This chapter describes a case study of students attending a fee-paying private supplementary school in order to resit the Hong Kong Year 11 English language public examination. The study reports the students’ grade in the 2009 examination, their anticipated grade in the 2010 examination, and the actual grade obtained in the 2010 examination. While, in their responses, the students hoped for a gain of at least one level on the public examination, they achieved only a gain of a third of a level, on average. While this gain was statistically significant, and does indicate a positive outcome for the cost of a year’s further study, it does not translate into the gains many students had wished for as only one-third achieved the one-level gain in grade they aspired to. The study suggests that schools in the shadow education system may be promising more than they are able to deliver. Copyright © 2014 Springer Science+Business Media Singapore.
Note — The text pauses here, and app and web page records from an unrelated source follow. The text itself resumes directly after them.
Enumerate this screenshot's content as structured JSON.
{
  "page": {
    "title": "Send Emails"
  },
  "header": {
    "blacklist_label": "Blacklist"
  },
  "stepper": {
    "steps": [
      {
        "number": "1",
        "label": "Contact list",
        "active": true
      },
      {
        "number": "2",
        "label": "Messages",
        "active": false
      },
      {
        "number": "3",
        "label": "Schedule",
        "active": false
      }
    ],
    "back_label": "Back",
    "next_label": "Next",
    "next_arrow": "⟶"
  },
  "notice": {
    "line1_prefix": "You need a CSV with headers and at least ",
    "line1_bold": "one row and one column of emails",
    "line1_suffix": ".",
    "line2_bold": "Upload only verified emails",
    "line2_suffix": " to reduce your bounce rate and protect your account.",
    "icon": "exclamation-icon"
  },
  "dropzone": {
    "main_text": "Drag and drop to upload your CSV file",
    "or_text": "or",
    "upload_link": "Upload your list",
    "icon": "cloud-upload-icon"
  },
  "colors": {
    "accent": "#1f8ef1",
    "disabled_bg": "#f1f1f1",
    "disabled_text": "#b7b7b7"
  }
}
|Title of host publication||English language education and assessment: Recent developments in Hong Kong and the Chinese mainland|
|Place of Publication||Singapore|
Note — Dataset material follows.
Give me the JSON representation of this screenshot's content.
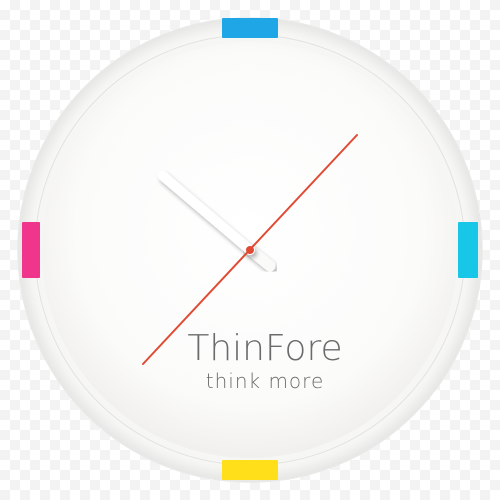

|Publication status||Published - 2014|
CitationConiam, D. (2014). How much do students benefit from attending private tutorial schools? A case study of the Hong Kong shadow education system. In D. Coniam (Ed.), English language education and assessment: Recent developments in Hong Kong and the Chinese mainland (pp.103-119). Singapore: Springer.
- Tutorial schools
- Public examinations